┌──
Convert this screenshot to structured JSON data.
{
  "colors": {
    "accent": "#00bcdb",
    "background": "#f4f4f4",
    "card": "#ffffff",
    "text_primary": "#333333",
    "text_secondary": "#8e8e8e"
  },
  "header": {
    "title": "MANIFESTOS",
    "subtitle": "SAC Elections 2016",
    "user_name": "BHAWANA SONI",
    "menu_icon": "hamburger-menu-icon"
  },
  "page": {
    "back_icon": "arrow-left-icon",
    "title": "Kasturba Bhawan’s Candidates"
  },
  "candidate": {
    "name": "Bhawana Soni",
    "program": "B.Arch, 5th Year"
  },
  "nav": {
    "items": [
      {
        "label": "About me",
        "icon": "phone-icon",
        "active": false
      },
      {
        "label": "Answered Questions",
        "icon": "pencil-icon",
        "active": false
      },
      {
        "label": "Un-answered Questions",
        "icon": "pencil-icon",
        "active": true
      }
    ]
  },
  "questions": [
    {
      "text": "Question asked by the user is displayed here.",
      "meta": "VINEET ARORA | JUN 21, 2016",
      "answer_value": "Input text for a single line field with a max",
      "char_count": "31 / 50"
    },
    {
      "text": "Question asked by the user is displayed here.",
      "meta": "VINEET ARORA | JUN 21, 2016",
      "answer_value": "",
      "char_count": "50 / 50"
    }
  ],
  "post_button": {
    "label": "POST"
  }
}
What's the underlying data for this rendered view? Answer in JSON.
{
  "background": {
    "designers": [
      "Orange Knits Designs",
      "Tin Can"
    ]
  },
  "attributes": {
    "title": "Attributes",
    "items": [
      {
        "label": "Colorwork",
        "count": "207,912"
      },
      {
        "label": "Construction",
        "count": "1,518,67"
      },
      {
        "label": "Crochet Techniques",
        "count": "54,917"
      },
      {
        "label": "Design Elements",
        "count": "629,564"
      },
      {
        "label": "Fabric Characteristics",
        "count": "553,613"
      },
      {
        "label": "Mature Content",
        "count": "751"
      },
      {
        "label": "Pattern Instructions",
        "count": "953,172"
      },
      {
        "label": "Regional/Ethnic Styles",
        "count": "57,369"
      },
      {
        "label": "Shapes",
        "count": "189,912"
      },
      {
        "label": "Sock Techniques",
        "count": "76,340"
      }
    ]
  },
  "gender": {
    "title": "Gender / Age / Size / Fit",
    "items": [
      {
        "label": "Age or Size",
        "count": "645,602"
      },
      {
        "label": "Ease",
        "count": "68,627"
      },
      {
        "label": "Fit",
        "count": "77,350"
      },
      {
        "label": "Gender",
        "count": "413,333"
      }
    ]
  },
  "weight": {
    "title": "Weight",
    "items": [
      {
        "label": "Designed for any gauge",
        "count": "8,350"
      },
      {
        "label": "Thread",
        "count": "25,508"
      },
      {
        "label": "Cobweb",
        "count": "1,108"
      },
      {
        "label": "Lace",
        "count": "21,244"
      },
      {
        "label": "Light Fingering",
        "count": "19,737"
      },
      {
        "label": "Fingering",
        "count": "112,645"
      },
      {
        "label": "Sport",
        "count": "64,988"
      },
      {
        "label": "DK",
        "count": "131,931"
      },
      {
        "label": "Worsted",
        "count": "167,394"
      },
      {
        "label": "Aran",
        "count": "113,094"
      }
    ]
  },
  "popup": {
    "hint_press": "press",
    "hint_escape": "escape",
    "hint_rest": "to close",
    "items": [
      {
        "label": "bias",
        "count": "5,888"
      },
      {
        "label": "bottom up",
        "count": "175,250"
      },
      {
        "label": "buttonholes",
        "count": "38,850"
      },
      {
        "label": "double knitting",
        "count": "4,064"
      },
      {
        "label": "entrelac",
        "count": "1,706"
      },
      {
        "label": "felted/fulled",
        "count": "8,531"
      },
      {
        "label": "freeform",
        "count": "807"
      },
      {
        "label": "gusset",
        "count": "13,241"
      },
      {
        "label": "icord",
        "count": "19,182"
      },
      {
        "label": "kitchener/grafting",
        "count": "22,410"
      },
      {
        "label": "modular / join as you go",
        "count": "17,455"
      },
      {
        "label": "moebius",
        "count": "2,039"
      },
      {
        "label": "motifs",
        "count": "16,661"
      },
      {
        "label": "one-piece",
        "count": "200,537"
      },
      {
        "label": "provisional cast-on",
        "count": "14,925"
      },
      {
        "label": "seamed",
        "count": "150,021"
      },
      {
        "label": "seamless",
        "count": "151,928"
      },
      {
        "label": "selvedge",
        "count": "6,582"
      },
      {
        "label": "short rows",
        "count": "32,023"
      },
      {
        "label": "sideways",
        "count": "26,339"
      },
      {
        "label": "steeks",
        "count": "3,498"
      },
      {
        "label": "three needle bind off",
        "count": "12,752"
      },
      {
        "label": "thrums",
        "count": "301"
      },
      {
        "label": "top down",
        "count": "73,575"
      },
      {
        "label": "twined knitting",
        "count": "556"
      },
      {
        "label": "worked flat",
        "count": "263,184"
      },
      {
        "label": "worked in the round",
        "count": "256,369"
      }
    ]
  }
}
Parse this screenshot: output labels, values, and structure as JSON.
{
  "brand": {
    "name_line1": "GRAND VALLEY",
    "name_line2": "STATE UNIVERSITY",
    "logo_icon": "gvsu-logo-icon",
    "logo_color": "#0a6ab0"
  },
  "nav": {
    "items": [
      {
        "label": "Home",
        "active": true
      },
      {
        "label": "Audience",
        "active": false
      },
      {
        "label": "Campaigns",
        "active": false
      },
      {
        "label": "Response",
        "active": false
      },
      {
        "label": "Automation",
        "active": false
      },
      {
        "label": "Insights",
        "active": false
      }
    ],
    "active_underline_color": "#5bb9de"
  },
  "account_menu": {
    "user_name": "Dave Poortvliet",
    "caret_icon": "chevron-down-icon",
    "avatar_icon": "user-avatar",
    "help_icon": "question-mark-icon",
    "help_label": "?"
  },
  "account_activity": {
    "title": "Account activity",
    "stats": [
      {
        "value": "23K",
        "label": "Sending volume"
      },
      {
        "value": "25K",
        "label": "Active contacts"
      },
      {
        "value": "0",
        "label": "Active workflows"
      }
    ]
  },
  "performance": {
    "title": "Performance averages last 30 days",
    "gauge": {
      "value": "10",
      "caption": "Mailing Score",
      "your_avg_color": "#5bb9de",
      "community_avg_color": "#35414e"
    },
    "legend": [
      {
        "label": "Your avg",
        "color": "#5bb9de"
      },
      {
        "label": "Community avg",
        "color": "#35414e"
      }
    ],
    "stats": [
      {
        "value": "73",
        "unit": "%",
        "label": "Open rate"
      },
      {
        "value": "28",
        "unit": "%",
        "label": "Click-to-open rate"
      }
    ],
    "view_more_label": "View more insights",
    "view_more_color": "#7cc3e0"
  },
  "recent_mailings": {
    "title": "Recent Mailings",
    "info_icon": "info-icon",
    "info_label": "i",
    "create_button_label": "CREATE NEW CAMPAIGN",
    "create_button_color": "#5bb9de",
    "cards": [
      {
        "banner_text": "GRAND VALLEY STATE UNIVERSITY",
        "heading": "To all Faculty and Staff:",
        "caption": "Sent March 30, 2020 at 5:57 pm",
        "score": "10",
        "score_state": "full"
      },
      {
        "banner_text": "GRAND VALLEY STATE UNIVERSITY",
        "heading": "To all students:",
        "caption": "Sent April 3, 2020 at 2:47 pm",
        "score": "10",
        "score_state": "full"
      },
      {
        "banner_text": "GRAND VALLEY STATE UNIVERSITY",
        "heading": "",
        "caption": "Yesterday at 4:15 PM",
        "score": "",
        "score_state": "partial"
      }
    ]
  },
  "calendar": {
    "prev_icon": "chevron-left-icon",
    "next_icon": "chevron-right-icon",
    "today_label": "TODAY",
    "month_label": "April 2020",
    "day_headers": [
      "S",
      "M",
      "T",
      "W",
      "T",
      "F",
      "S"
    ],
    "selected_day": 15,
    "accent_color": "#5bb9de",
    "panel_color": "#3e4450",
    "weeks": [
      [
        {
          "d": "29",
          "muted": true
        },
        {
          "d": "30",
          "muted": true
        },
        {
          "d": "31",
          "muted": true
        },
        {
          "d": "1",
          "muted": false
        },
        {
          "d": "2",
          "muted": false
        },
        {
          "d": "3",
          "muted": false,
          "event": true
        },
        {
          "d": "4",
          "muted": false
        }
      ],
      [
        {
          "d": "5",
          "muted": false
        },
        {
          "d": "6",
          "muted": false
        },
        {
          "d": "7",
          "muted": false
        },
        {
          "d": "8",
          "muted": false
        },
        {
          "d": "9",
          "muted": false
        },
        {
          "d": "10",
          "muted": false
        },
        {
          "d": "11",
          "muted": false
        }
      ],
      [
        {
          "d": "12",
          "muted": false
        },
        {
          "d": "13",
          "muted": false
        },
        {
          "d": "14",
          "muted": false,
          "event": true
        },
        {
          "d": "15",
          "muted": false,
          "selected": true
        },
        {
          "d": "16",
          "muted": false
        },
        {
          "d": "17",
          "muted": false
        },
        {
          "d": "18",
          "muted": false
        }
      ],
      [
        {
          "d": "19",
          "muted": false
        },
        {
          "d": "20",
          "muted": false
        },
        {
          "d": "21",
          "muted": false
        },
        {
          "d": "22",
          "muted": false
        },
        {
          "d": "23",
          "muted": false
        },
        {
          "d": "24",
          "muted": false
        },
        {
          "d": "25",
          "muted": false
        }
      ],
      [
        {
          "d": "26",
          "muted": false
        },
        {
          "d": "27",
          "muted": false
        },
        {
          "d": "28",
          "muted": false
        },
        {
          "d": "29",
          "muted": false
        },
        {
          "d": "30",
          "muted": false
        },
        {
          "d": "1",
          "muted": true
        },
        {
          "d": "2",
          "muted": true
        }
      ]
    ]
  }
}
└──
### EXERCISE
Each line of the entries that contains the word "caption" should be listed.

### ANSWER BOX
      "caption": "Mailing Score",
        "caption": "Sent March 30, 2020 at 5:57 pm",
        "caption": "Sent April 3, 2020 at 2:47 pm",
        "caption": "Yesterday at 4:15 PM",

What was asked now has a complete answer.